Second, The The wording that the NOAA gives for official classification of El Niño and La Niña periods is a bit misleading. El Niño periods are designated as such when there are 5 consecutive three-month-running means of sea surface temperatures that are 0.5 degrees C above the 30 year mean. For example, take a look at NOAA's ONI data here: https://origin.cpc.ncep.noaa.gov/products/analysis_monitoring/ensostuff/ONI_v5.php
in 2016 there was an La Niña event that lasted from July to January because there were 5 three-month-running means in a row that were 0.5 degrees C below the 30 year mean. However, this only encompasses three "season", summer, fall, and winter.
Third, to answer your question, El Niño/La Niña classification is not bound by a calendar year, so going forwards and backwards until you hit a three-month-running mean that is less than the 0.5 threshold.

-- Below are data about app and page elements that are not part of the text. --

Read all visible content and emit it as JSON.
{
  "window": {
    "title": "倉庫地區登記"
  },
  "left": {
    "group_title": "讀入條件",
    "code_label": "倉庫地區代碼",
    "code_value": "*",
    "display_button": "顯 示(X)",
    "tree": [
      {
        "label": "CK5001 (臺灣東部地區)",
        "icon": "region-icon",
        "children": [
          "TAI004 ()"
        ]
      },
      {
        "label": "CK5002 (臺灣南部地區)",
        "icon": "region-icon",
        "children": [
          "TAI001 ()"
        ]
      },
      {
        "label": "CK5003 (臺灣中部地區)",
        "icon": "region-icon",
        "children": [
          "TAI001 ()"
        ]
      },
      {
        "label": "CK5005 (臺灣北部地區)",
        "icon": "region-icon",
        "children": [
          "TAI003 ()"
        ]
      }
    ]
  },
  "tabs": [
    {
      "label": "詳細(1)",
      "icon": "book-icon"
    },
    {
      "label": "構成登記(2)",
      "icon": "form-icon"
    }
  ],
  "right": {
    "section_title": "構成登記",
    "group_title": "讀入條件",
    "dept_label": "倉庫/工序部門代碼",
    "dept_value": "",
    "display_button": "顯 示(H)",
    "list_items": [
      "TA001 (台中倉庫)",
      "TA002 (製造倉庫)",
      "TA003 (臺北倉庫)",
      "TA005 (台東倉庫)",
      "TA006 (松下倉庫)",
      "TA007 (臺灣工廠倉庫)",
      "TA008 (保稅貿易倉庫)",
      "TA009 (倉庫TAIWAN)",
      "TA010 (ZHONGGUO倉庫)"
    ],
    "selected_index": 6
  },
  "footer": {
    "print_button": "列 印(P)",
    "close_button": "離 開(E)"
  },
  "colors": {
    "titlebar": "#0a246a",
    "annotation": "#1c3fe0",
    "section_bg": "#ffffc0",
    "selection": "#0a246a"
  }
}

The NOAA has already down the work for you, and even color coded it for you at the link above. Hope this helps.